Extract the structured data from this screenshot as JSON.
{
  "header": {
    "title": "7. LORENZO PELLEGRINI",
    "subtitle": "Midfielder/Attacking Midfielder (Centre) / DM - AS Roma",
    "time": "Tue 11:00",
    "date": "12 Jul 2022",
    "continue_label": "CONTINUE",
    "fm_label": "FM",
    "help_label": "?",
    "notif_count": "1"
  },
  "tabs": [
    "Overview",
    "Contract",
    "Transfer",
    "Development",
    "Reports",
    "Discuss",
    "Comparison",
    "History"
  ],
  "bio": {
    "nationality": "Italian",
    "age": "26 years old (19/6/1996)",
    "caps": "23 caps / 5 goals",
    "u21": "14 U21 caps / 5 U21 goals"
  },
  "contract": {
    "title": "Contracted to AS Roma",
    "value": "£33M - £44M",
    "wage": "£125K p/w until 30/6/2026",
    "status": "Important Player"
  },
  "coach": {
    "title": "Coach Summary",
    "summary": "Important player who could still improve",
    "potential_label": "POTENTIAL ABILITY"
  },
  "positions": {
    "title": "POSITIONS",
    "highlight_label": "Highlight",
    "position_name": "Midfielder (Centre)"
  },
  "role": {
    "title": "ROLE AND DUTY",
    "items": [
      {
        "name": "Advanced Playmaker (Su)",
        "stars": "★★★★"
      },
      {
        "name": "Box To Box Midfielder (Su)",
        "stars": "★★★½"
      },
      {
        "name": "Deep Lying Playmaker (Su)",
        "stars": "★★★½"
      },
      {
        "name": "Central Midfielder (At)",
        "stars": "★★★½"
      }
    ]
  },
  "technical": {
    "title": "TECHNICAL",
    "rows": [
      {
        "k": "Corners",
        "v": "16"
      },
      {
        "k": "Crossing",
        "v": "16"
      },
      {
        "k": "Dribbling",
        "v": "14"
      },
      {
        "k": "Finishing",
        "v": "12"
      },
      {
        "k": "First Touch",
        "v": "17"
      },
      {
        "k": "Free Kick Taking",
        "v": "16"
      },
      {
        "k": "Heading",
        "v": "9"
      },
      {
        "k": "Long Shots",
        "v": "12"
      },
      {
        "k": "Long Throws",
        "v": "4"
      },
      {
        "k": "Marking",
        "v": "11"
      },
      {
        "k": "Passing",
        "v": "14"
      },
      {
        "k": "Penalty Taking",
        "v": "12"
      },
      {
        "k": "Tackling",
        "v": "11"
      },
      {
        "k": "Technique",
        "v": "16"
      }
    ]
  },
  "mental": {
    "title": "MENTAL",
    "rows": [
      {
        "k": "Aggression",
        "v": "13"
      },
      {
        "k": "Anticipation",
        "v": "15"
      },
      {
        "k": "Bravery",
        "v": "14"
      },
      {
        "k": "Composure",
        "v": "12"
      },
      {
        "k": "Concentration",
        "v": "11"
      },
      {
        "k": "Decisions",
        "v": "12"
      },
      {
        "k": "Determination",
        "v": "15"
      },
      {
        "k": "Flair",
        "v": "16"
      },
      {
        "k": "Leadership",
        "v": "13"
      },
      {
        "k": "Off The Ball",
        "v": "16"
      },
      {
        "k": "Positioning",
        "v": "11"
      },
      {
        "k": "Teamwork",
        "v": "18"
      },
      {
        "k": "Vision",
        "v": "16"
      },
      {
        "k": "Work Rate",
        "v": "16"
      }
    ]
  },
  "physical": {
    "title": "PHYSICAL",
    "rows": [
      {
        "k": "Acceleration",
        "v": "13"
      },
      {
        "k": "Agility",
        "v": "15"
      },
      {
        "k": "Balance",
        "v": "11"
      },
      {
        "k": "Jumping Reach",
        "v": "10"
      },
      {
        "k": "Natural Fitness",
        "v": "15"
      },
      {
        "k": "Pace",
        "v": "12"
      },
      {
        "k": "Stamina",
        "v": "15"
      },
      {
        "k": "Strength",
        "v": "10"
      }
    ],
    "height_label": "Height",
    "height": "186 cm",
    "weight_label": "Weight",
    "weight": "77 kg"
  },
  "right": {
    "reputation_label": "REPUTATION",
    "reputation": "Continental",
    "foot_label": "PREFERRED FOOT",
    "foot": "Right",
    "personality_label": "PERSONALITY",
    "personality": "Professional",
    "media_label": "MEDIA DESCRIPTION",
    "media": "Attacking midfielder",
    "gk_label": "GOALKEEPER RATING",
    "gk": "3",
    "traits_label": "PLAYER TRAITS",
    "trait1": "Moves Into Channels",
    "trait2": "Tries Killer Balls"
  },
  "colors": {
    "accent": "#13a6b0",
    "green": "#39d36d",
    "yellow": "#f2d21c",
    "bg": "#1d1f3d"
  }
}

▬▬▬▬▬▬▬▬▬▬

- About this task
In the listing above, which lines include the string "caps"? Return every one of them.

- Result of this task
    "caps": "23 caps / 5 goals",
    "u21": "14 U21 caps / 5 U21 goals"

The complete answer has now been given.